Task item
Using the listing below, please count the lines that contain the string "Local". Only the number is wanted.

Top of Given records

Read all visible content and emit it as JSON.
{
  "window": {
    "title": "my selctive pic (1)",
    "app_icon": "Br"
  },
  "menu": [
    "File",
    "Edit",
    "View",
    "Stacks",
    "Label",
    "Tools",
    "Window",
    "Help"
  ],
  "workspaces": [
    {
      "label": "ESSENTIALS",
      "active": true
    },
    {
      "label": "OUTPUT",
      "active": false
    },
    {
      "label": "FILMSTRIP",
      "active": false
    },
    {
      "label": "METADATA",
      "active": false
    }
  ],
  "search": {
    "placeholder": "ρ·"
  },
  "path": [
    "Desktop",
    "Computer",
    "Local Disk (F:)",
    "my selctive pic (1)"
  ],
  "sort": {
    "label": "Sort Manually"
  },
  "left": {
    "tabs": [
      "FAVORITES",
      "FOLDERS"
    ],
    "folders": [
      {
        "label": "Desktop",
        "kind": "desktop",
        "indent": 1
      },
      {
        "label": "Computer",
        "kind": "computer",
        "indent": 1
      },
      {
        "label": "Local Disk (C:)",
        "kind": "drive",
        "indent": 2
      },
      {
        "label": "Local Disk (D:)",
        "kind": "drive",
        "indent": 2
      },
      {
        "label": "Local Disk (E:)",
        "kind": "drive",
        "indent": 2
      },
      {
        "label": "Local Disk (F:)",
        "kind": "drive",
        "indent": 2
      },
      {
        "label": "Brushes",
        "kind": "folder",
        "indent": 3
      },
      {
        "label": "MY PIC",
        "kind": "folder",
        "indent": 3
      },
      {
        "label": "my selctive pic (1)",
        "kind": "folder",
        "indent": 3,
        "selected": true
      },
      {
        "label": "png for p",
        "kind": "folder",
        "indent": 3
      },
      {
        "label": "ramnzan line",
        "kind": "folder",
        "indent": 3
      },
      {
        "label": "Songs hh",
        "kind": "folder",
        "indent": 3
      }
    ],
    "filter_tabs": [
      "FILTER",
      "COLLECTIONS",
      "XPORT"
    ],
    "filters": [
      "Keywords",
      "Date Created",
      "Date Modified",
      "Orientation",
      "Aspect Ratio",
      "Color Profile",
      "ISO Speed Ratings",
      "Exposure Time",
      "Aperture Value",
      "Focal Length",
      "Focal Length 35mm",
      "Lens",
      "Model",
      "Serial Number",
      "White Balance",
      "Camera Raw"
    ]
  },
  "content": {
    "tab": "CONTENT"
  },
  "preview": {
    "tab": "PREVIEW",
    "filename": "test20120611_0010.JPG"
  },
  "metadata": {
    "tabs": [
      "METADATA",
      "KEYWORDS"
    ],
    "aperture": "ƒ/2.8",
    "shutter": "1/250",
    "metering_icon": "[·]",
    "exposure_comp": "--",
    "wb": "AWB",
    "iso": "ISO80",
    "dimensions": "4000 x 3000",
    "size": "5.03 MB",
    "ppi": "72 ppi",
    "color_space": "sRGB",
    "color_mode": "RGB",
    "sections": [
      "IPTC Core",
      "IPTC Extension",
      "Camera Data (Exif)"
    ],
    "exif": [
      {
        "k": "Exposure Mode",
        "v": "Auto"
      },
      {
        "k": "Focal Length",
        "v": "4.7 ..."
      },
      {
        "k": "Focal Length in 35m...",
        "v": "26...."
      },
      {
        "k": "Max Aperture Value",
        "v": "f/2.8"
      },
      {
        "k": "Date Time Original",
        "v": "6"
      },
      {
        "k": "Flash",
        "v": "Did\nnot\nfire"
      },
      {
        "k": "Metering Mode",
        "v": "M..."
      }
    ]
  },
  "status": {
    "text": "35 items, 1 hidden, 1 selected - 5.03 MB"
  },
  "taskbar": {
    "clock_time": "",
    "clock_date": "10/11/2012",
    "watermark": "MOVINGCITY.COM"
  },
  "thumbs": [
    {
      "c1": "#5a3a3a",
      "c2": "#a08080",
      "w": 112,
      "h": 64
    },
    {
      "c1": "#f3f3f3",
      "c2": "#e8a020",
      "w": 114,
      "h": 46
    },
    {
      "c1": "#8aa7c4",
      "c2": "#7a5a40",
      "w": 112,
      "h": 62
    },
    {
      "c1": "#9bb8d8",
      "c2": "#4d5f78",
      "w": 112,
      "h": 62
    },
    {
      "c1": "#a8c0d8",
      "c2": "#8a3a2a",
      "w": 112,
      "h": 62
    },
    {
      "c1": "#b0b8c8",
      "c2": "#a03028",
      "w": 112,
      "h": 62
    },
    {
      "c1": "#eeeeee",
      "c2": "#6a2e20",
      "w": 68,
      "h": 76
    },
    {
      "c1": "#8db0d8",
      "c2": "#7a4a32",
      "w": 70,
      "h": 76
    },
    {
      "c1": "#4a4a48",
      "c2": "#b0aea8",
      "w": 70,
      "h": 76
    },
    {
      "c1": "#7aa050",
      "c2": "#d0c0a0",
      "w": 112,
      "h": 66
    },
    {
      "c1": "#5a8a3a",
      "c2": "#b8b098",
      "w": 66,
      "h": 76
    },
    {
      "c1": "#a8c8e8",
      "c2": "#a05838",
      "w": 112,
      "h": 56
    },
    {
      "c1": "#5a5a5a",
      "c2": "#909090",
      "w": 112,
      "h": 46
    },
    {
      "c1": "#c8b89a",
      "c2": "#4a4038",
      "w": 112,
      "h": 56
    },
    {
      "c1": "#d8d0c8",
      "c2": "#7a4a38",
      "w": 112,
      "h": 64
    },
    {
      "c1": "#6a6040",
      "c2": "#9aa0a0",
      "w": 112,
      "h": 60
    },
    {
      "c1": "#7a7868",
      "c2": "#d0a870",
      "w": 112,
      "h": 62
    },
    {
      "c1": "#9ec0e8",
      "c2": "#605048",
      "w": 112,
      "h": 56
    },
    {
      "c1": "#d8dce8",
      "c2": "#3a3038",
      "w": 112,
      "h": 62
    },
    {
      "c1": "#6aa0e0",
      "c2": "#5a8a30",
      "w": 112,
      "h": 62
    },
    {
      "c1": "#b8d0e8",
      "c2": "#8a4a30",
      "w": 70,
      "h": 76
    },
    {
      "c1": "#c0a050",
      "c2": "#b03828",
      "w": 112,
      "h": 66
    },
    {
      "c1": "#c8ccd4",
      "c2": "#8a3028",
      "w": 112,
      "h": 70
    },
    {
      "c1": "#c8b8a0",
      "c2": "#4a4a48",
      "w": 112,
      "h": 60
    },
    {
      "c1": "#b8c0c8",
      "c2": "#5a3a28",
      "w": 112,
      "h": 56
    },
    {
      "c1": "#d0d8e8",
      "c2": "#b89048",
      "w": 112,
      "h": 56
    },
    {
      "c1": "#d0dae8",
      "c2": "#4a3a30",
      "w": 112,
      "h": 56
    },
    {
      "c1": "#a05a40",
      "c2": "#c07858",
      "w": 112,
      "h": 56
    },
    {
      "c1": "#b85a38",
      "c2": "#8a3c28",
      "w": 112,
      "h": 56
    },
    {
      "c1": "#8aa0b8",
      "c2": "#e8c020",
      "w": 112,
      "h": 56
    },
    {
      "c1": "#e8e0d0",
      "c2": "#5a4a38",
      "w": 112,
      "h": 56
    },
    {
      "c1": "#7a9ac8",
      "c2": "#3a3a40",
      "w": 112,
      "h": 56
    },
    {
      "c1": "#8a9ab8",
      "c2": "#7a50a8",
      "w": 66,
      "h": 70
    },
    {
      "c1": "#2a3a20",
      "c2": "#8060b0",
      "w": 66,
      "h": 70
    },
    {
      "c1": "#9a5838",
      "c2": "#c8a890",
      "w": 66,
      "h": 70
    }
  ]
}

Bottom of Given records

Response to the task
5